Researchers discover intricate process of DNA repair in genome stability
An elaborate system of filaments, liquid droplet dynamics and protein connectors enables the repair of some damaged DNA in the nuclei of cells, researchers at the University of Toronto have found. The findings further challenge the belief that broken DNA floats aimlessly—and highlight the value of cross-disciplinary research in biology and physics.
DNA repair helps ensure genome stability, which in turn allows cells to function and promotes health in all organisms. Double-strand DNA breaks are especially toxic to cells, and researchers had assumed for decades that these breaks floated inside cell nuclei without direction, until they trigger other cellular changes or happen on a fixer mechanism.
That thinking began to change in 2015, when Karim Mekhail and his lab showed that damaged DNA can be intentionally transported by motor protein 'ambulances' to DNA 'hospitals,' areas enriched with certain repair factors in the nuclei.

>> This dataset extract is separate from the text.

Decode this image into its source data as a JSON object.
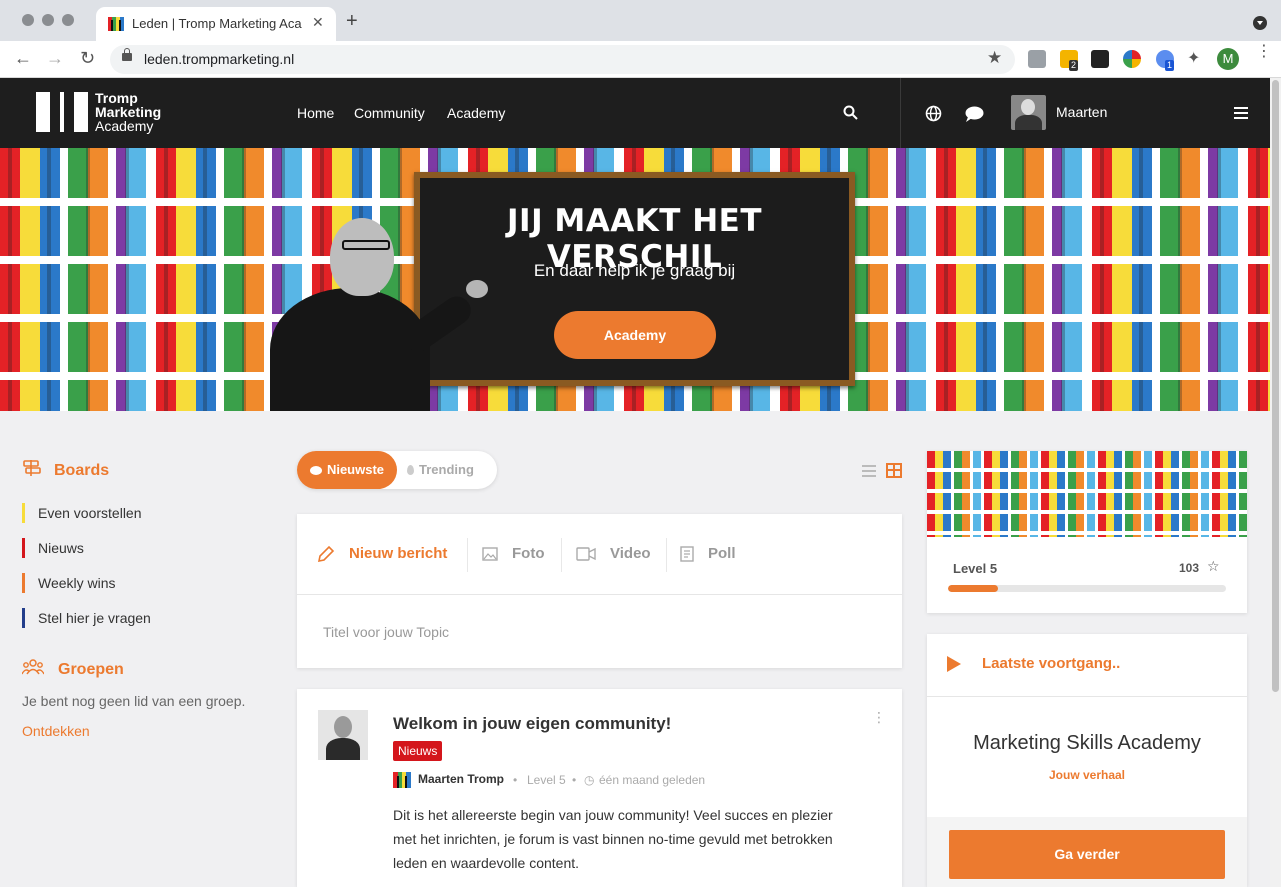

The researchers later worked with U of T aerospace engineers to show that after a single double-strand break, DNA travels for repair via long 'autobahns' of thread-like microtubules, which are also moving.
In the current study, Mekhail and lead author Roxanne Oshidari looked at yeast cells with many DNA double-strand breaks, and showed that coordination between shorter types of microtubule filaments and liquid-like droplets composed of DNA repair proteins enables the creation and function of a DNA repair centre.
"The liquid droplets work with intranuclear microtubules to promote the clustering of damaged DNA sites," says Mekhail, an associate professor of laboratory medicine and pathobiology at U of T. "Repair proteins at these different sites assemble in droplets that fuse into a larger repair-centre droplet, through the action of the shorter nuclear microtubules."
This larger oil-like droplet then behaves like a spider, says Mekhail, shooting out a web of star-shaped filaments that tether to the longer autobahns along which damaged DNA can be transported to the DNA hospitals.
The journal Nature Communications published the findings today.
Mekhail turned to Nasser Ashgriz, a professor in U of T's department of mechanical and industrial engineering, to measure and understand the role of droplets in the repair process. "You couldn't ask for better expertise in fluid dynamics, and he was just across the road," Mekhail says of Ashgriz, who runs U of T's multi-phase flow and spray systems lab.
Mekhail brought a video of the droplets to Ashgriz, who projected it on a large screen in his office and confirmed that fluid dynamics appeared to be at play. But communication across the biology-physics divide was challenging. "Understanding what they do was very difficult in the beginning because our terminologies are totally different," says Ashgriz.
When he and Mekhail used plain language to describe how the droplets behaved, however, things started to make sense. "We focused on the physical aspects of the droplets," Ashgriz says. "The physics that cause their motion and dynamics became our common language."
After months of talks and experiments, computer simulations repeatedly predicted that the shorter filaments would move like pistons, lowering pressure in the nucleoplasm and creating a suction effect that leads to the fusion of droplets. Mekhail and his team confirmed that finding in their lab.
"Often when we dive deep in the specifics of a field, we get separated from one another," Ashgriz says. "Bringing together people with different views can really improve understanding, and this work was a good example—with credit to Karim for his vision and initiative."
Mekhail and his team also uncovered further important properties of the repair droplets with U of T professors Hyun Kate Lee and Haley Wyatt in the department of biochemistry, in a process Mekhail likens to play with toys. They ran the droplets through many tests, bouncing them against each other and observing their behaviour, which turned out to be very similar in a petri dish and in cells.
The most surprising finding came after several cycles of droplet fusion, the researchers found. "It was very bizarre and totally unexpected, I still remember the day," Mekhail says. Oshidari observed that the larger droplets initiate an internal concentration of filament building blocks, forcing creation of a kind of self-interlocking brick road, which together with the spidery webs allow DNA to hook onto the longer autobahn filaments.
The complex process is easy to miss when looking at DNA damage sites, says Mekhail, largely because imaging in the field has become highly automated. Most software has been set up to see what has already been seen. "We can't rely on the old ways of observing," he says. "We need to update our software and also go back to looking with the human eye, guided by simulations when needed."